Me: (shaking violently as we land) GOOOSH!  We made it! Henry, are the cops still there?

Henry: They fell in the river!

Me: Yes!

We high five, then drive the rest of the way to school.

Later, we do a math sheet.

Dad in the Ladies Room

I was reading a poignant post (Dr. Snip!) over at a Peek Inside the Fishbowl when I realized I never cross-posted the bit of guest blogging I did over there. So, here, from waay back in August, is "Dad in the Ladies Room."

I cannot believe I’m in the Fishbowl! Gosh. It’s much roomier than I thought.

I’m Dave from over at Tomato Transplants. My wife, Erin, and I grew up in Leamington, Ontario — the Tomato Capital of Canada. We’re raising our three kids on Prince Edward Island. Henry is six. Jane is four. Alice turns two this week.


It’s Friday. Erin is still recovering from her surgery. She feels good today. She looks good. We celebrate by taking the kids out for a rare restaurant meal. We choose an Italian place on Victoria Row — a pedestrian mall in Charlottetown.

The kids behave splendidly. Erin’s dark hair and sunglasses shine in the evening sun. She is beautiful. I am so lucky.

We pay, and linger on the street for a few moments. A band plays. The kids start to dance.

Erin: I’m going to run into the Confed Centre to use the bathroom.

Me: OK. Kids, do you have to go?

Kids: (dancing) No!

Me: Are you sure?
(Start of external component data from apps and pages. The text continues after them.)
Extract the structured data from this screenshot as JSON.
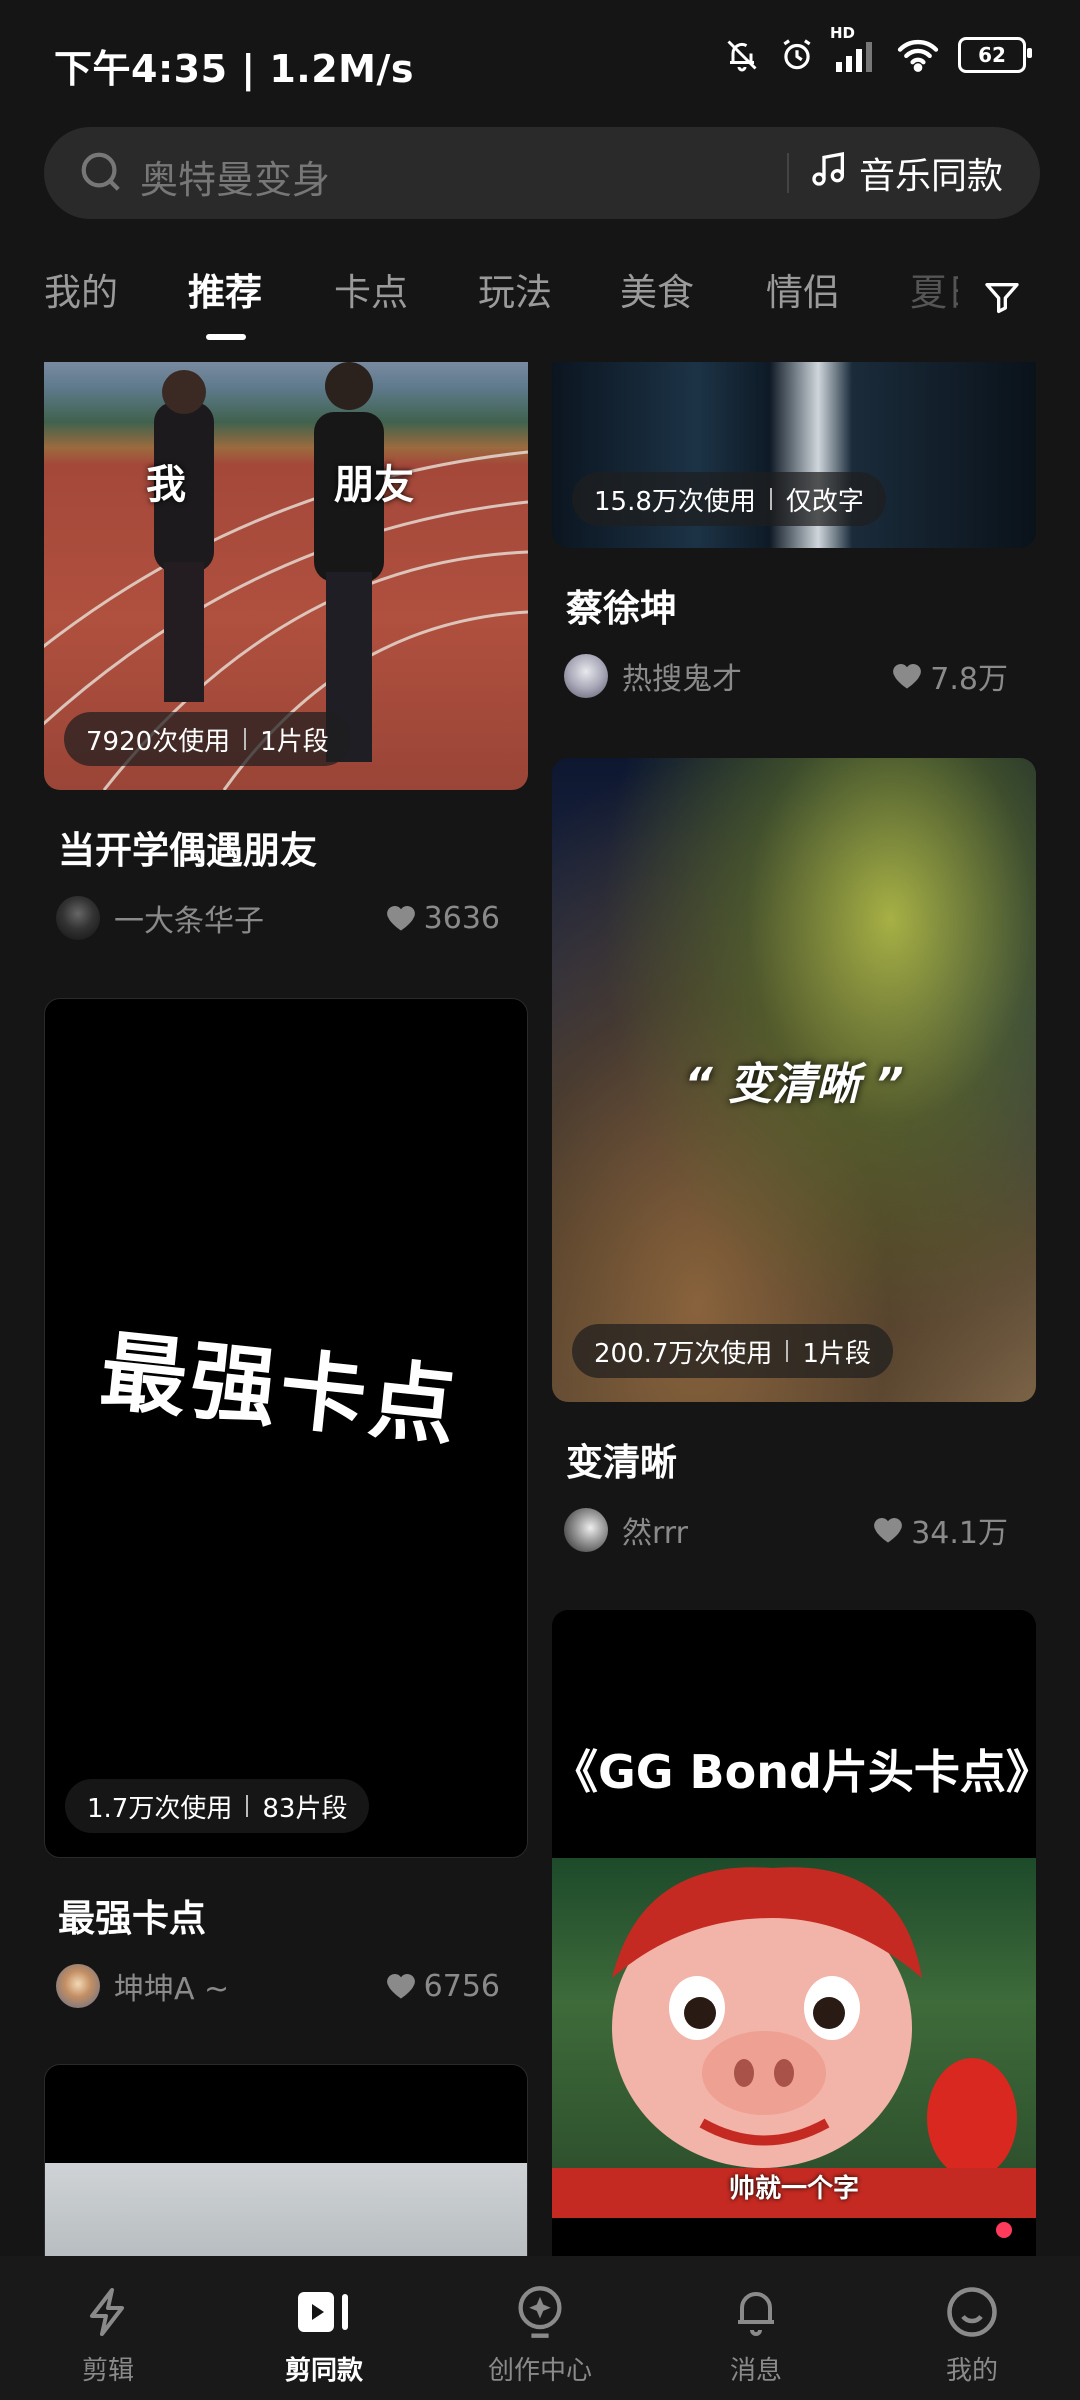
{
  "status_bar": {
    "time_speed": "下午4:35 | 1.2M/s",
    "network": "HD",
    "battery": "62",
    "icons": [
      "mute-icon",
      "alarm-icon",
      "signal-icon",
      "wifi-icon",
      "battery-icon"
    ]
  },
  "search": {
    "placeholder": "奥特曼变身",
    "music_button": "音乐同款",
    "icons": [
      "search-icon",
      "music-note-icon"
    ]
  },
  "tabs": [
    "我的",
    "推荐",
    "卡点",
    "玩法",
    "美食",
    "情侣",
    "夏日"
  ],
  "active_tab": "推荐",
  "feed": {
    "left": [
      {
        "thumb_text_1": "我",
        "thumb_text_2": "朋友",
        "uses": "7920次使用",
        "segments": "1片段",
        "title": "当开学偶遇朋友",
        "author": "一大条华子",
        "likes": "3636"
      },
      {
        "thumb_text": "最强卡点",
        "uses": "1.7万次使用",
        "segments": "83片段",
        "title": "最强卡点",
        "author": "坤坤A ~",
        "likes": "6756"
      }
    ],
    "right": [
      {
        "uses": "15.8万次使用",
        "tag": "仅改字",
        "title": "蔡徐坤",
        "author": "热搜鬼才",
        "likes": "7.8万"
      },
      {
        "thumb_text": "“ 变清晰 ”",
        "uses": "200.7万次使用",
        "segments": "1片段",
        "title": "变清晰",
        "author": "然rrr",
        "likes": "34.1万"
      },
      {
        "thumb_title": "《GG Bond片头卡点》",
        "subtitle": "帅就一个字"
      }
    ]
  },
  "bottom_nav": [
    {
      "label": "剪辑",
      "icon": "lightning-icon"
    },
    {
      "label": "剪同款",
      "icon": "play-template-icon"
    },
    {
      "label": "创作中心",
      "icon": "bulb-icon"
    },
    {
      "label": "消息",
      "icon": "bell-icon"
    },
    {
      "label": "我的",
      "icon": "smile-icon"
    }
  ],
  "active_nav": "剪同款",
  "colors": {
    "background": "#151515",
    "notification_dot": "#ff3b5c"
  }
}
They look at me as if I am a moron.

Erin leaves. I’m left with two twirling dresses and a six-year-old boy trying to look cool. The tie helps (he dressed himself).

Alice: (twirling) I’m drunk!
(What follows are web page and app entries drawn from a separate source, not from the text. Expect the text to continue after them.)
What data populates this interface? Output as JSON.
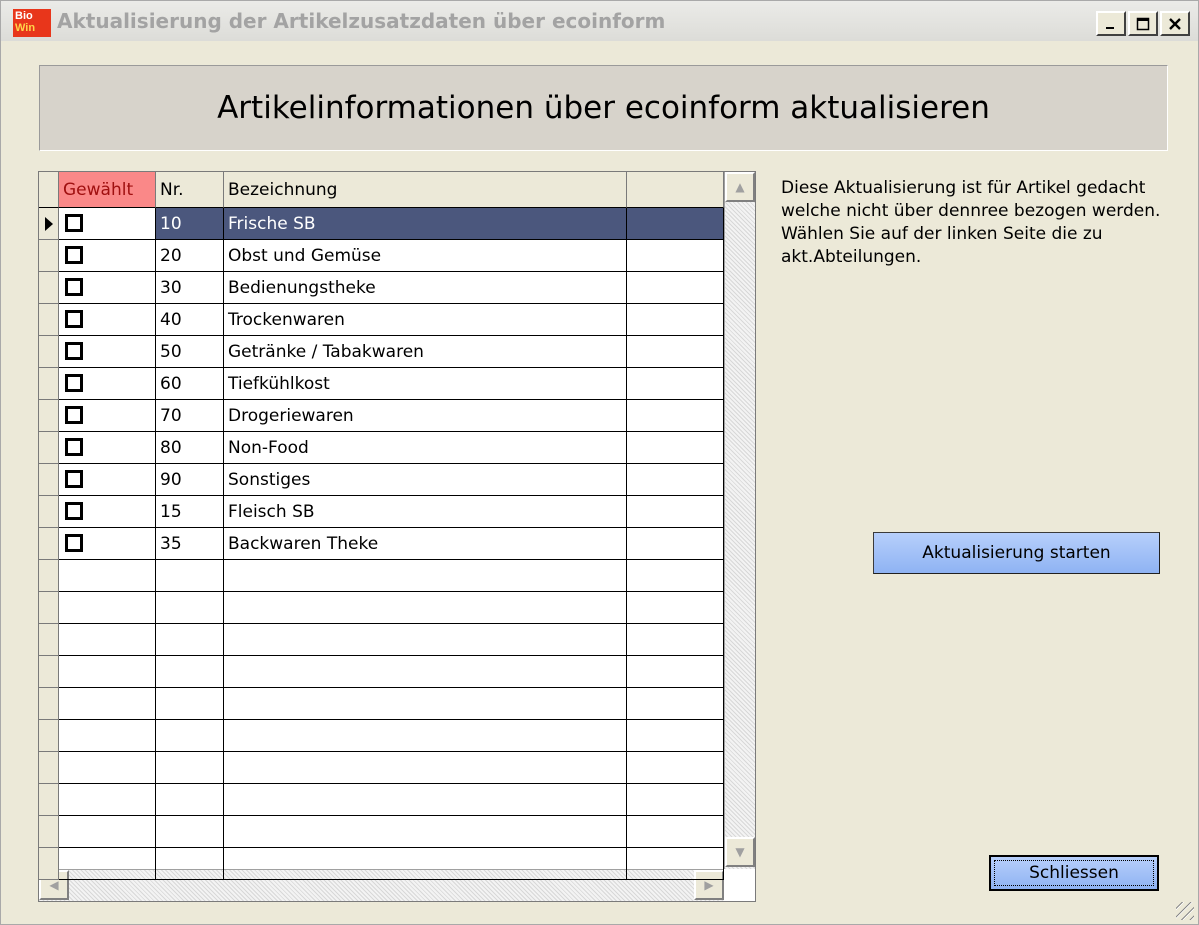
{
  "window": {
    "title": "Aktualisierung der Artikelzusatzdaten über ecoinform",
    "icon_line1": "Bio",
    "icon_line2": "Win",
    "buttons": [
      "minimize-icon",
      "maximize-icon",
      "close-icon"
    ]
  },
  "header": {
    "title": "Artikelinformationen über ecoinform aktualisieren"
  },
  "grid": {
    "columns": [
      "Gewählt",
      "Nr.",
      "Bezeichnung",
      ""
    ],
    "selected_column": "Gewählt",
    "rows": [
      {
        "checked": false,
        "nr": "10",
        "name": "Frische SB",
        "extra": ""
      },
      {
        "checked": false,
        "nr": "20",
        "name": "Obst und Gemüse",
        "extra": ""
      },
      {
        "checked": false,
        "nr": "30",
        "name": "Bedienungstheke",
        "extra": ""
      },
      {
        "checked": false,
        "nr": "40",
        "name": "Trockenwaren",
        "extra": ""
      },
      {
        "checked": false,
        "nr": "50",
        "name": "Getränke / Tabakwaren",
        "extra": ""
      },
      {
        "checked": false,
        "nr": "60",
        "name": "Tiefkühlkost",
        "extra": ""
      },
      {
        "checked": false,
        "nr": "70",
        "name": "Drogeriewaren",
        "extra": ""
      },
      {
        "checked": false,
        "nr": "80",
        "name": "Non-Food",
        "extra": ""
      },
      {
        "checked": false,
        "nr": "90",
        "name": "Sonstiges",
        "extra": ""
      },
      {
        "checked": false,
        "nr": "15",
        "name": "Fleisch SB",
        "extra": ""
      },
      {
        "checked": false,
        "nr": "35",
        "name": "Backwaren  Theke",
        "extra": ""
      }
    ],
    "selected_row": 0,
    "empty_rows": 10
  },
  "info": {
    "text": "Diese Aktualisierung ist für Artikel gedacht welche nicht über dennree bezogen werden. Wählen Sie auf der linken Seite die zu akt.Abteilungen."
  },
  "actions": {
    "start_label": "Aktualisierung starten",
    "close_label": "Schliessen"
  },
  "colors": {
    "selected_row": "#4b577d",
    "selected_header": "#fa8888",
    "button": "#a6c2f7"
  }
}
Me: (blushing)Oh — heh — don’t say that, sweetie.

A few faces turn to us. I kick myself for laughing uncontrollably the first time she ever said this line.

Jane: I have to go pee.

Me: What?

Henry: Me, too.

Me: But we just asked -

Alice:Haff to pee.

Me: You wear a diaper!

I think a minute. I can take them to the Confed Centre, but I don’t want to risk Erin missing us when she returns. She’s still awfully tired. I’ve been counting her steps all night, and can imagine her searching far and wide for us if she finds us AWOL.

Me: How bad do you have to go?

Jane/Henry: BAD.

We rush into the Confed Centre. We don’t meet Erin on the way in. I assume she is still in the Ladies’ Room. I realize if we go to the Men’s Room, she — again — might miss us on the way out.
Jane’s seems to be the more urgent case, so I let her into the Ladies’ Room. I call into the room as Jane enters.

Me: Erin — It’s us. Jane is coming in.

I wait a minute.

I hear Jane yell something from inside the bathroom.

I crack the door open.

Me: What’s that, Janey?

Jane: I said, I’m pooping.

Me: (panicking slightly) Is Mum in there?

Jane: I don’t know. Mum?

No answer.


Where is she?

How am I going to deal with Janey? She has wiped herself before, but with mixed results.

Jane: I’m done.

I make a decision.

Me: Janey, you’re going to have to wipe yourself.

Jane: I can’t!

Alice squirms on my hip. Henry does the Little Boy Pee-Pee Dance. A stream of people walk past. I can only imagine what they think of this man yelling into the women’s bathroom.

Woman: (smiling) You’ve got your hands full.


Alice: I’m drunk.

The woman scoots away.

I convince Jane she can, in fact, wipe herself. “I be-lieve in you!”

We return to the street, and find Erin waiting patiently. She had, as it turns out, gone on from the bathroom to buy tickets at the Confed-Centre Box Office for a show that’s coming to town in a few weeks. That’s why we missed her.

Erin: What happened to you guys?

Henry: Dad made us go in the girls’ bathroom.

Alice: I peed!